   O’Donnell reflected that it would be his job to break the news at a medical staff meeting. He could visualize the pained expressions he would face. Most medical men he knew, like the majority of people nowadays, lived right up to their incomes. Of course, there would be no compulsion about the quotas, but it would be hard for an individual to take a stand against them, especially since the medical staff had a lot to gain from the hospital’s growth. A good many certainly would give the full amount asked and, human nature being what it was, they would bring pressure on others to suffer equally. A hospital was a breeding ground for politics, and there were many ways in which a nonconformist could have life made difficult for him.
   Harry Tomaselli, intuitive as usual, said, “Don’t worry, Kent. I’ll brief you thoroughly before the staff meeting. We’ll have all the selling points lined up. In fact, when you’re through some people may even want to exceed quota.”
   “Don’t count on it.” O’Donnell smiled. “You’re about to touch a number of doctors on their tenderest nerve—the pocketbook.”

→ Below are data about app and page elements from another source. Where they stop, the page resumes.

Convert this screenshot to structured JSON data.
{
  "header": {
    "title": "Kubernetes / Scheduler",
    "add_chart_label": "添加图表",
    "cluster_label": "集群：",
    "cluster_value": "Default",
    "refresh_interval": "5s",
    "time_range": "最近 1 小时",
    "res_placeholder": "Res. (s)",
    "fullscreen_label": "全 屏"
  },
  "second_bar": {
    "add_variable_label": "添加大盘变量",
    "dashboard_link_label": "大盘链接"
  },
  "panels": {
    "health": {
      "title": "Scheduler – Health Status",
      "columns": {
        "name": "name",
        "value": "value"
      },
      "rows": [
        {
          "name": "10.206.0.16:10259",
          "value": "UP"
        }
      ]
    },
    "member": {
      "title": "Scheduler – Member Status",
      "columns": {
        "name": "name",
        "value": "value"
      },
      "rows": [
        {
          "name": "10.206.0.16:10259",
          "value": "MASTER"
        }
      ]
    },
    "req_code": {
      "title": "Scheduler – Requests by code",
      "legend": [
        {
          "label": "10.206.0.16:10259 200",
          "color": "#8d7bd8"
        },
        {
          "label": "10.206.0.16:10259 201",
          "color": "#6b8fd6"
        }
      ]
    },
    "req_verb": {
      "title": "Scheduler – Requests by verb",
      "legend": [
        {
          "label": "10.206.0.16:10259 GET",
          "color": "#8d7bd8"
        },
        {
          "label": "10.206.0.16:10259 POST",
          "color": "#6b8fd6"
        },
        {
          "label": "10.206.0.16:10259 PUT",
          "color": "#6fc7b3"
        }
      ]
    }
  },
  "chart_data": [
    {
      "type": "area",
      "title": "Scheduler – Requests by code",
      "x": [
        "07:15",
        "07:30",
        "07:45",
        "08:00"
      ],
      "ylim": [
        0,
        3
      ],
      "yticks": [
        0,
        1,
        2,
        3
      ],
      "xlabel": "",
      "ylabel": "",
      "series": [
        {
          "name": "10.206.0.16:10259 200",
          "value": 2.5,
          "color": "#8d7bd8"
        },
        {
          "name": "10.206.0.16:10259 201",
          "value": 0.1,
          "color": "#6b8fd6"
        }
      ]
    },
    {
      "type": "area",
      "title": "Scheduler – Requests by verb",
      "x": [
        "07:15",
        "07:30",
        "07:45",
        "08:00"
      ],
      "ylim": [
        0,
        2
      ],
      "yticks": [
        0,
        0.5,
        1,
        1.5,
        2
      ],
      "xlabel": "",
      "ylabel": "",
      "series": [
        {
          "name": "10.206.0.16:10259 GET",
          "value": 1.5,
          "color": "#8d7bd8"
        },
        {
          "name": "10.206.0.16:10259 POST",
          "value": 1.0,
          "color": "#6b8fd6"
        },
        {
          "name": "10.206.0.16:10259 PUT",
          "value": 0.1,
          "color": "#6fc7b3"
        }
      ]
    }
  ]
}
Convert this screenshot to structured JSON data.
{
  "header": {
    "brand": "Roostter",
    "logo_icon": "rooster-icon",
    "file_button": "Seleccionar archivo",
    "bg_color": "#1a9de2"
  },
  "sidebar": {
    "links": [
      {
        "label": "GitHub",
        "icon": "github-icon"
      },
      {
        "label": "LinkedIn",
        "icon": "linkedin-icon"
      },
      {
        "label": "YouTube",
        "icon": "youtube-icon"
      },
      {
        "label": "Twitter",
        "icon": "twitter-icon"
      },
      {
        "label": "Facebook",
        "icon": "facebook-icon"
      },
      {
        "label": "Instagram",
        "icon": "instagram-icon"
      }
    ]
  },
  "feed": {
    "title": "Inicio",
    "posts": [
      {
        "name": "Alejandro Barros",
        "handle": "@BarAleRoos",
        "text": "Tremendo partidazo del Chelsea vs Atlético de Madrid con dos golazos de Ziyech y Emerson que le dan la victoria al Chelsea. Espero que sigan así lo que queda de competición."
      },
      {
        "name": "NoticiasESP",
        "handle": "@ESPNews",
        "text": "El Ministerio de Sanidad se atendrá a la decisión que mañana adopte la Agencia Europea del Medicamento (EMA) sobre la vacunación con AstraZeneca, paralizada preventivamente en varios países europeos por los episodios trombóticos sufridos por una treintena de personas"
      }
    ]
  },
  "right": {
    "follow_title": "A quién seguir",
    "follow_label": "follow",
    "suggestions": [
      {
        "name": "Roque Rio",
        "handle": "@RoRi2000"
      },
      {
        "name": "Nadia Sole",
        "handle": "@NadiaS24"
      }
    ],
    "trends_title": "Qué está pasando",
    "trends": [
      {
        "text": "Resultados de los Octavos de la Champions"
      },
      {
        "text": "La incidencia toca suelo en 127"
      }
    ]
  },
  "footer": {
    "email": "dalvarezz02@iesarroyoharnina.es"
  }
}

   Tomaselli grinned back. He knew that when the chief of surgery made his appeal to the staff it would be as incisive and thorough as everything else O’Donnell did. He reflected, not for the first time, how good it was to work with someone of O’Donnell’s character. In Tomaselli’s last hospital, where he had been assistant administrator, the president of the medical board had been a man who courted popularity and trimmed his sails to every wind of opinion. As a result there had been no real leadership and hospital standards had suffered accordingly.
   Harry Tomaselli admired forthrightness and swift decisions, mostly because those were methods he used himself as administrator of Three Counties. With swift decisions you sometimes made mistakes, but on the whole you got a lot more done, and your average of hits unproved as time went on. Quickness—of speech and thought, as well as action—was something Harry Tomaselli had learned in courtrooms long before he ever thought of finding his destiny behind a hospital desk.
   He had entered law school from college and bad begun to lay the foundations of a good practice when war intervened. Anticipating the draft, he had enlisted in the U.S. Navy where he had received a commission and a job in medical administration. Later, as the navy hospitals filled with wounded, Lieutenant Tomaselli had proven himself an able administrator with an instinct for sensing the invisible border line between the practice of medicine and the business of hospital management.
   After the war, faced with the choice of returning to law or remaining in hospital work, he had chosen the latter and enrolled in the School of Hospital Administration at Columbia University. He had graduated from Columbia at a time when there was growing recognition of hospital administration as a specialized field of endeavor in which a medical degree was neither necessary nor particularly useful. This had opened up a brisk demand for good administrators, and after two years as an assistant he had accepted Orden Brown’s offer of the top post at Three Counties.